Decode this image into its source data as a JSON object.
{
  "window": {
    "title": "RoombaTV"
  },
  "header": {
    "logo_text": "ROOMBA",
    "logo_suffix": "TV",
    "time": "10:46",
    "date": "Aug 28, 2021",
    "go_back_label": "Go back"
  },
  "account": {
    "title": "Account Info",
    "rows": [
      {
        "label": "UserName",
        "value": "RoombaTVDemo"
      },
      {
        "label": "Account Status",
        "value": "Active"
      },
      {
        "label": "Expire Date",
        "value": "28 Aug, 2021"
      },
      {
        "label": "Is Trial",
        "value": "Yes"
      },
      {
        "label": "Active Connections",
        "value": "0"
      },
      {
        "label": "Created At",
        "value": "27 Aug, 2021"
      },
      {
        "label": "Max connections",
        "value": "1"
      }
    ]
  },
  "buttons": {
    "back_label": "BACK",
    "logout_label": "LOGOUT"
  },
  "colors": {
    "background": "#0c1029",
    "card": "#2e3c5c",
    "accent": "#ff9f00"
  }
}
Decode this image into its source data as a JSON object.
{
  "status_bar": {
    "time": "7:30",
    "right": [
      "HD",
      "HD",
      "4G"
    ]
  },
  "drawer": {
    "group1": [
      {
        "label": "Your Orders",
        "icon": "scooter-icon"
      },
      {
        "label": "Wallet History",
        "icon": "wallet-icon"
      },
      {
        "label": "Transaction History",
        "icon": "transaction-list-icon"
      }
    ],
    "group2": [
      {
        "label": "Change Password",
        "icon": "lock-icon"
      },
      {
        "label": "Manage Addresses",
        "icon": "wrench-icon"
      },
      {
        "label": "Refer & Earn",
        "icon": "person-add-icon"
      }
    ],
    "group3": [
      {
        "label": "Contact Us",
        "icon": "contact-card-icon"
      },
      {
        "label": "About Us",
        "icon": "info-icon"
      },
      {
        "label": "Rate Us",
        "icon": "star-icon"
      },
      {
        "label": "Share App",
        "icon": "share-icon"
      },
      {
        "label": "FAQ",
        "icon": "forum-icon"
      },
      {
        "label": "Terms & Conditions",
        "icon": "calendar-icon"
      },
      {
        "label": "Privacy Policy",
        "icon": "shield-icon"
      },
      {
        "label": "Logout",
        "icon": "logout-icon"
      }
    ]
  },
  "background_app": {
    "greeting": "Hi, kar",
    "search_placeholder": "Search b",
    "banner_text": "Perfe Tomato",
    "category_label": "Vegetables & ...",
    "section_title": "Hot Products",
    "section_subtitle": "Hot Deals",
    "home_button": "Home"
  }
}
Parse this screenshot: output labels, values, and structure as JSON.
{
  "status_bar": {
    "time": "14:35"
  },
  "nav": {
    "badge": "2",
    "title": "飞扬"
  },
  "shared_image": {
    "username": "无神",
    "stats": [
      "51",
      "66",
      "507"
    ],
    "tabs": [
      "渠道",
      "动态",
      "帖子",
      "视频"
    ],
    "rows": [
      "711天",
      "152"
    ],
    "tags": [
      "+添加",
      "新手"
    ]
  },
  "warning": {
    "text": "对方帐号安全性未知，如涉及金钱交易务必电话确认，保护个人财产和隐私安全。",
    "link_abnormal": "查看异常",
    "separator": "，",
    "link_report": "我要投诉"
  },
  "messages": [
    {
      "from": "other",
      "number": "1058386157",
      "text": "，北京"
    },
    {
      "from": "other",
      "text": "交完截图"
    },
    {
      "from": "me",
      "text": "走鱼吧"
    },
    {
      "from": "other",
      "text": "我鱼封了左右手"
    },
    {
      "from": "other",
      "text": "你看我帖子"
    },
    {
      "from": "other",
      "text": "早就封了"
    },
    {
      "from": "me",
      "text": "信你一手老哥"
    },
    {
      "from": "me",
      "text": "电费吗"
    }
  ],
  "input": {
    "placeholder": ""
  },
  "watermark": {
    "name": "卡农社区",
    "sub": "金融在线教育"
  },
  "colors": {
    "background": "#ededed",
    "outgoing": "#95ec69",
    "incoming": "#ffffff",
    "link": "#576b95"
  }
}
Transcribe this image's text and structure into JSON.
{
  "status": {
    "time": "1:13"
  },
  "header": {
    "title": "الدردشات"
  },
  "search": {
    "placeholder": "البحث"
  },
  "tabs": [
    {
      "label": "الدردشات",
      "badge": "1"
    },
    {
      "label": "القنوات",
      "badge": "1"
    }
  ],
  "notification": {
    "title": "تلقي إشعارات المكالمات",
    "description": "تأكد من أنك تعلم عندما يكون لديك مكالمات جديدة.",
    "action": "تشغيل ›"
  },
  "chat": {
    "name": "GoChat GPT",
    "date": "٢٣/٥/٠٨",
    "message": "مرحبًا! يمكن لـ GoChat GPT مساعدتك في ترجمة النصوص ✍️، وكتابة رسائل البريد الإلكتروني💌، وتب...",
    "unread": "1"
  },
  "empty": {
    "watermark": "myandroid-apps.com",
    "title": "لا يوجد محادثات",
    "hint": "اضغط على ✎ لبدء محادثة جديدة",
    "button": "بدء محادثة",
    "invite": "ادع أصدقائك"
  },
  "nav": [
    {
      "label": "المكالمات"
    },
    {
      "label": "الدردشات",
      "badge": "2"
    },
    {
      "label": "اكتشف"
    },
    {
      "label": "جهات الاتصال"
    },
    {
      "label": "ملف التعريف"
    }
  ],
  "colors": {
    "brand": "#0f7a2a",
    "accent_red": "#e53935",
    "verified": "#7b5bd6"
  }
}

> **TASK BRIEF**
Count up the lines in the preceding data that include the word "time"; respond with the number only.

> **RESPONSE BOX**
4